Porto's local rivals Boavista were founded on 1 August 1903 and are the most decorated Portuguese club outside the 'Big Three'. Their 2000/01 success meant they joined Belenenses as the only non-'Big Three' outfit to have won the Liga.


The Douro Valley, pictured from Peso da Régua
The Douro Valley, pictured from Peso da Régua©Getty Images

The Douro Valley is famous for vineyards and beautiful landscape. Most day trips start off at Peso da Régua, where you can get a bird's-eye view of the valley. From there, a cruise up the river on a traditional Rabelo boat is recommended.

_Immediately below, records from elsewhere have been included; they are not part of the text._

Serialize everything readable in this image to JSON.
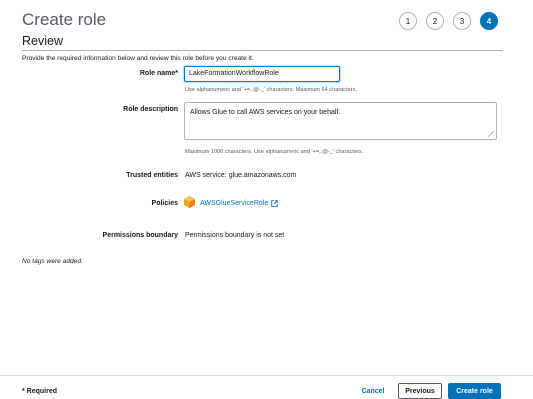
{
  "page": {
    "title": "Create role"
  },
  "steps": [
    "1",
    "2",
    "3",
    "4"
  ],
  "active_step": "4",
  "review": {
    "title": "Review",
    "intro": "Provide the required information below and review this role before you create it."
  },
  "form": {
    "role_name_label": "Role name*",
    "role_name_value": "LakeFormationWorkflowRole",
    "role_name_hint": "Use alphanumeric and '+=,.@-_' characters. Maximum 64 characters.",
    "role_description_label": "Role description",
    "role_description_value": "Allows Glue to call AWS services on your behalf.",
    "role_description_hint": "Maximum 1000 characters. Use alphanumeric and '+=,.@-_' characters.",
    "trusted_entities_label": "Trusted entities",
    "trusted_entities_value": "AWS service: glue.amazonaws.com",
    "policies_label": "Policies",
    "policy_name": "AWSGlueServiceRole",
    "permissions_boundary_label": "Permissions boundary",
    "permissions_boundary_value": "Permissions boundary is not set"
  },
  "tags_message": "No tags were added.",
  "footer": {
    "required_note": "* Required",
    "cancel_label": "Cancel",
    "previous_label": "Previous",
    "create_label": "Create role"
  },
  "colors": {
    "primary": "#0073bb",
    "policy_icon": "#f7a21b"
  },
  "icons": {
    "policy": "policy-cube-icon",
    "external_link": "external-link-icon"
  }
}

A 50-minute drive south takes you to Aveiro, the 'Portuguese Venice', while to the north is Portugal's third-largest city, Braga, famous for its baroque buildings and churches. Guimaraes, also just one hour away from Porto, is another UNESCO World Cultural Heritage Site, often referred to as the 'birthplace of the Portuguese nation'.


English is reasonably widely spoken, but a few polite words in Portuguese may be appreciated ...

Hello – Olá (oh-LAH)
How are you? – Como vai? (KOH-moh VIGH?)
Please – Por favor (poor fah-VOHR)
Thank you – Obrigado (oh-bree-GAH-doh)
Goodbye – Adeus (ah-DEH-oosh)


Visit Porto: http://www.visitportoandnorth.travel/
Lonely Planet:
Porto portal:
Porto Airport:
Portuguese Football Federation (FPF):